Dog Sploot - 4 Reasons Why Dogs Do It
Dog owners know how fun their dogs can be. They exhibit various behaviors that might be puzzling to us, but dogs seem to enjoy them. One of those behaviors is the sploot. A splooting dog is certainly funny, but many dog owners want to know, “Why do dogs sploot?” Is it some kind of a neurological disorder, or is it just something they do to amuse themselves? Here’s what you should know about the dog sploot.
Sploot is a term coined by the online community. That community mainly consists of gen z and millennials, who are incredibly creative in coming up with new terms. This term might be new, but “splooting” has been around since dogs are around. The easiest way to describe what dog splooting is is this - Splooting is when a dog (or other animals) lays flat on the floor with all four legs spread out. The dog’s front legs will be in front of them, and their hind legs will be extended behind them.

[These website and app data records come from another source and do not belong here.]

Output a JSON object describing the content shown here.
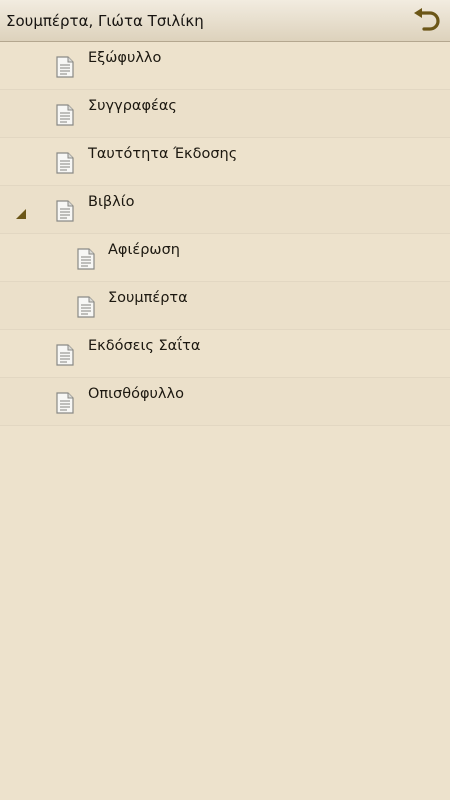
{
  "header": {
    "title": "Σουμπέρτα, Γιώτα Τσιλίκη",
    "back_icon": "undo-arrow-icon"
  },
  "colors": {
    "background": "#ede2cc",
    "header_top": "#f2ece0",
    "header_bottom": "#ddd2bc",
    "accent": "#6b5617"
  },
  "toc": {
    "items": [
      {
        "label": "Εξώφυλλο",
        "icon": "document-icon"
      },
      {
        "label": "Συγγραφέας",
        "icon": "document-icon"
      },
      {
        "label": "Ταυτότητα Έκδοσης",
        "icon": "document-icon"
      },
      {
        "label": "Βιβλίο",
        "icon": "document-icon",
        "expanded": true
      },
      {
        "label": "Αφιέρωση",
        "icon": "document-icon"
      },
      {
        "label": "Σουμπέρτα",
        "icon": "document-icon"
      },
      {
        "label": "Εκδόσεις Σαΐτα",
        "icon": "document-icon"
      },
      {
        "label": "Οπισθόφυλλο",
        "icon": "document-icon"
      }
    ]
  }
}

There wasn’t an exact term that would describe that unique pose. However, we think that the word “sploot” perfectly fits the action. It is a perfect way to describe our dogs’ interesting way to rest on the ground.

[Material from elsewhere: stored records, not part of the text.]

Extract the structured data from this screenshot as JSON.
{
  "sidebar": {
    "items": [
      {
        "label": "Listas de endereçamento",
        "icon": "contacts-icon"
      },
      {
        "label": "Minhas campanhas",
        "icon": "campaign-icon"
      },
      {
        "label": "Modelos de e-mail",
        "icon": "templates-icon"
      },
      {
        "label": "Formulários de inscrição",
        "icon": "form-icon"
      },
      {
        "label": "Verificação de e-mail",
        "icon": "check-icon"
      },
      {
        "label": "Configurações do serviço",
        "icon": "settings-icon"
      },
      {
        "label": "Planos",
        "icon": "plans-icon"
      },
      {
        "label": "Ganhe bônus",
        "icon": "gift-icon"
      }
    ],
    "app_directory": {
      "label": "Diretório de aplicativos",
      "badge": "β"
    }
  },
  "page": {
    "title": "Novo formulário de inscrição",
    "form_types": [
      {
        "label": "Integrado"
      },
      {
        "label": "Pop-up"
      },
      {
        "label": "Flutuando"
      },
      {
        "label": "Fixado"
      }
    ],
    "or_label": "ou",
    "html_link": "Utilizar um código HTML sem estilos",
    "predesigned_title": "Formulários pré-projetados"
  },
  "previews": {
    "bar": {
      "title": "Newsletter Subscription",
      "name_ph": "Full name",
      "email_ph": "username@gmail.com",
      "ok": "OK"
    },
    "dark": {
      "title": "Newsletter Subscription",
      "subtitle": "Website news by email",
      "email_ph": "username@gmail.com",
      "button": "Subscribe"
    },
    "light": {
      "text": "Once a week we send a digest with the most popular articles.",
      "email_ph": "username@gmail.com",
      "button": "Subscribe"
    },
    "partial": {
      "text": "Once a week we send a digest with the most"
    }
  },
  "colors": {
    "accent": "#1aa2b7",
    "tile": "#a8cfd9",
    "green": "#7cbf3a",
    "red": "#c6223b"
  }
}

If you ever witnessed your dog splooting on the floor, you might have thought, ”What is my dog doing?” or “Why do dogs sploot?” There are a few theories of which none might be true, or all of them can be true. Dog behaviorists didn’t reach a definitive agreement on why dogs sploot. Here are some of the reasons dogs might sploot;
The first possible reason dogs might sploot is stretching. You know how good it feels when you stretch in the morning after spending a lot of time in the same position or stretching after you exercise. Well, dogs might get the same feeling of comfort and enjoyment from splooting. This particular pose provides them with a full-body stretch. All their limbs, hips, and shoulders will be stretched out. Stretching relieves the pressure in their joints, which is a nice feeling.

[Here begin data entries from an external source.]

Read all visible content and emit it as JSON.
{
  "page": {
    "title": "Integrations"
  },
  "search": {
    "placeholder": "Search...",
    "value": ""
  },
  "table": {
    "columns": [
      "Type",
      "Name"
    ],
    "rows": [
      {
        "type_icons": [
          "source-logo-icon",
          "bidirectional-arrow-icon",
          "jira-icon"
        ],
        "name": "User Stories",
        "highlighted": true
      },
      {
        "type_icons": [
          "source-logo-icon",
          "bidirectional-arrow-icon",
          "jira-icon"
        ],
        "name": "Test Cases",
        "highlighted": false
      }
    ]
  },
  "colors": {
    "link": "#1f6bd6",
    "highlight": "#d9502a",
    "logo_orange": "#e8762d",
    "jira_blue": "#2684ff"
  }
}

One of the most plausible theories is that splooting allows a dog to cool its core body temperature. All of their vital organs are placed in the middle of their body, so they might stretch and place their belly on cool surfaces to cool down a bit. Dogs often sploot during summer, when the weather outside is pretty hot. This might be a great way to get a large proportion of their bodies on a cool surface. Plus, the coat on their belly is usually thinner.
Like us, dogs like to assume the most comfortable position. No one wants to lie down on the couch or bed and be in an uncomfortable position. The splooting position can be relaxing for some dogs. It stretches them, and it simply feels good. Some vets and owners claim this is the main reason, and there’s not much hiding behind this funny dog position.
Puppies and younger dogs have greater flexibility than adult dogs, much like human babies. They can easily lift their legs up to their heads. We’re sure we’d end up in a hospital with several issues if we tried doing that. Their flexibility might be responsible for this outcome. They simply stretch a bit and end up in that position naturally.
In most cases, splooting is not a reason to be concerned. Just enjoy the funny position your dog assumed and let them enjoy it as well. Unfortunately, some cases of splooting can be a reason for concern, especially if senior dogs start doing it out of nowhere. If your older dog suddenly starts splooting and they weren’t doing it before, it can be a sign of discomfort. Perhaps their joints are painful, and this type of stretch provides comfort. Some of the health concerns splooting can be a symptom of are;
These problems can be mild or severe, but none of them should be taken lightly especially hip dysplasia and ataxia. You should contact your vet and schedule an appointment for your dog. However, these health conditions will usually be accompanied by other symptoms, like;
- Activity reduction
- Gait change
- Increased itchiness
- Loss of appetite
If splooting is combined with these symptoms, it’s most likely that the dog has developed some health issues and needs veterinary intervention.
Splooting is a relatively new term coined by the online community. It is a term that describes an animal laying flat with its limbs fully stretched. It is not entirely known why they sploot, but it is mostly a harmless way the dog will lie on the ground. In rare cases, splooting can be a sign of health issues. If that’s the case, splooting will be combined with other symptoms.
World Dog Finder team